As always, feel free to leave comments. All opinions are welcome. Just be respectful to other people and think things through before posting.

Happy thinking!

-Nancy

What Arguments for Inadequate Sex Ed and Banning Condoms Sound Like

It will appear at first that I’m not talking about the topic I identified in the title. Do not be alarmed by this. Read on.

Many argue that cycling on the road is bad.  Although it is an excellent form of physical activity that boosts personal fitness, traveling through the streets on a bicycle puts cyclists at risk of being hit by cars. Riding a bike on the sidewalk is much safer, and is the best way to avoid a fatal accident. The fact that many drivers dislike cyclists should be taken as proof that riding a bike on the road is bad for you, even though it is illegal for a driver to turn and hit a cyclist on purpose. Because of the widespread dislike of cyclists, the conservative political party has proposed several laws prohibiting parents from teaching their children how to ride bicycles.

“Most parents I know don’t want their kids riding bikes,” says an infamous conservative politician. “Not everyone has a sidewalk on their street, so a lot of people end up riding their bikes in the road. Parents can tell their kids to stick to sidewalk cycling, but not every kid lives in a neighborhood with sidewalks. If you teach a kid how to ride a bike when the nearest sidewalk is several minutes away by car, you’re basically enabling them to ride in the road, especially if you hand them a helmet. We need to include anti-cycling classes in our schools so that children are aware of the dangers of cycling in the road, and learn to save cycling for where it belongs:  our sidewalks.”

The politician on the opposing side disagrees. “Riding a bike is not a bad behavior, and regardless of whether or not it is, what we really should be worried about are the fatalities in accidents involving cyclists. Wearing a helmet saves many lives every year. Besides, kids often don’t listen to their parents, and if they really want a bike, there are plenty of ways to get them, whether from friends, or using their own money. If we really want to protect kids, we should teach comprehensive cycling lessons in schools. These lessons should include rules of the road, how to wear a helmet properly, and an explanation of where it is safest to ride, with emphasis placed on riding on slow-moving residential streets, and sidewalks for safety reasons. That way, kids can choose to ride, or not to ride, but if they choose to do so, they will do it in the safest way possible.”

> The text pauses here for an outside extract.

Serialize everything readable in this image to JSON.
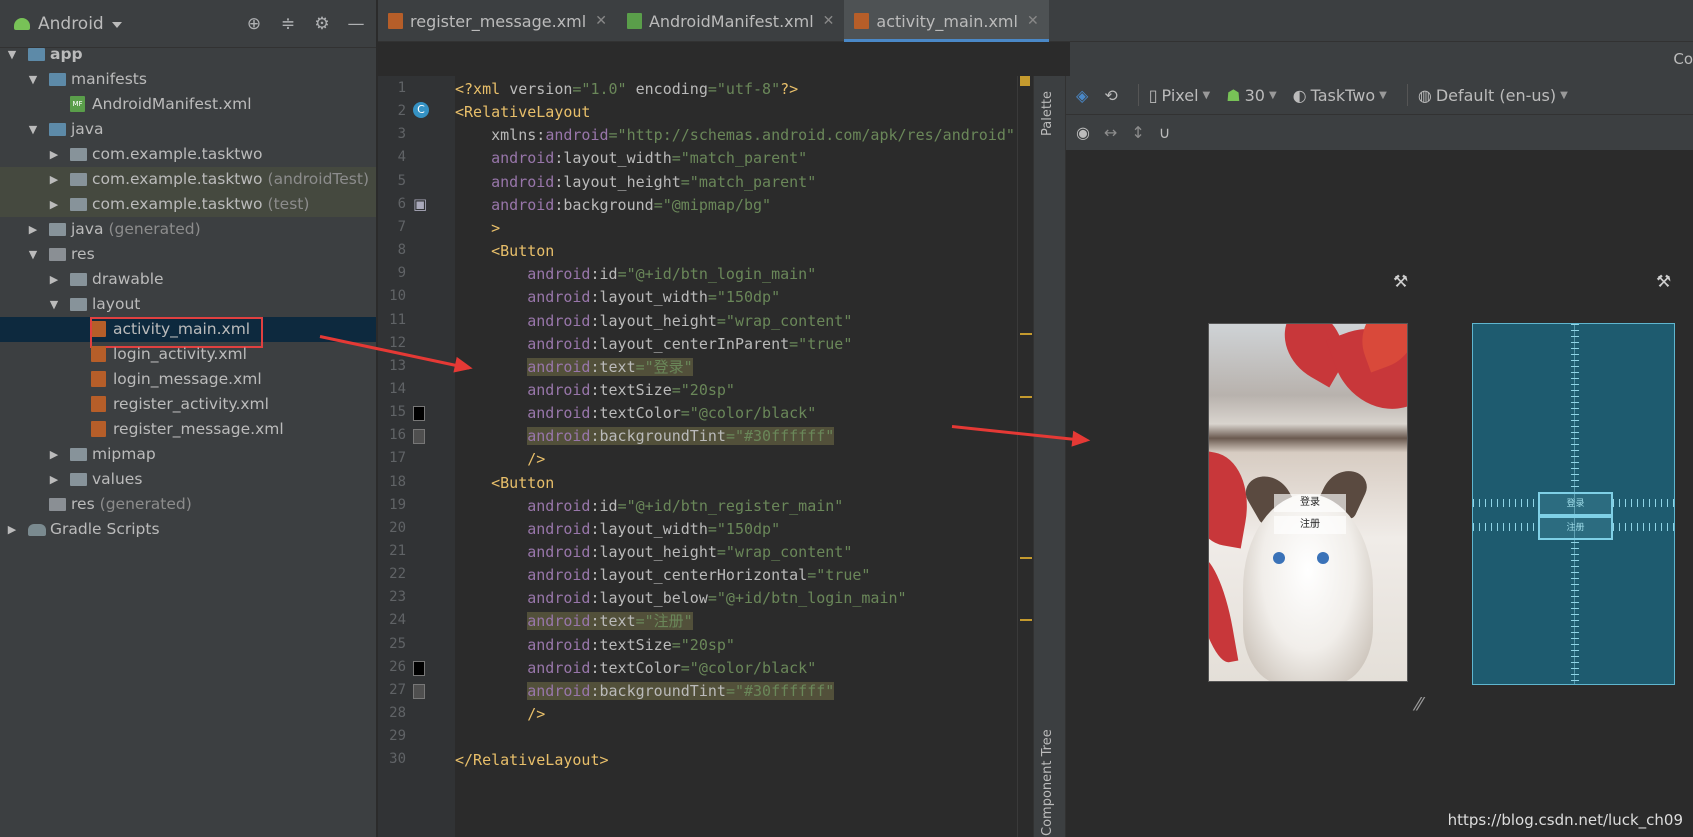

Religious leaders have their own points to make on the matter. “It is very important that people avoid cycling in the roads,” says the Pope. “It is especially holy to abstain from cycling altogether, but when cycling is reserved for the sidewalks, there is a holy purpose for that cycling, and that purpose is safe transportation under God’s watchful eye. Transportation in the road is not a valid form of transportation because it is like testing God. We should not expect God to protect us from our unsafe decisions. Mountain biking and cycling in parks should also be avoided because cycling must always be used as a form of transportation. Doing it for recreational purposes, regardless of the benefits of fitness, is an invalid form of cycling, and it offends God.”

The Pope has also spoken out against providing helmets. In countries where cycling is a common form of transportation because most cannot afford cars, the church has been providing anti-cycling education, treating injured cyclists’ wounds, but also forbidding the use of helmets. “I will not condone giving out bicycle helmets,” the mother superior of the Sisters of the Sidewalk says. “These injuries are the result of poor behavior. God is offended that people will test him by cycling in the road. And you know, he is even more offended by people who do this while wearing helmets. These people are testing God, but are not fully trusting him to protect them during that test. Besides, even with a helmet, people can still get bicycle related injuries. We must legislate against road cycling everywhere, and protect people from these injuries. Walking is the safest form of transportation. Next time you need to get somewhere without a car, ask yourself, how would Jesus travel?”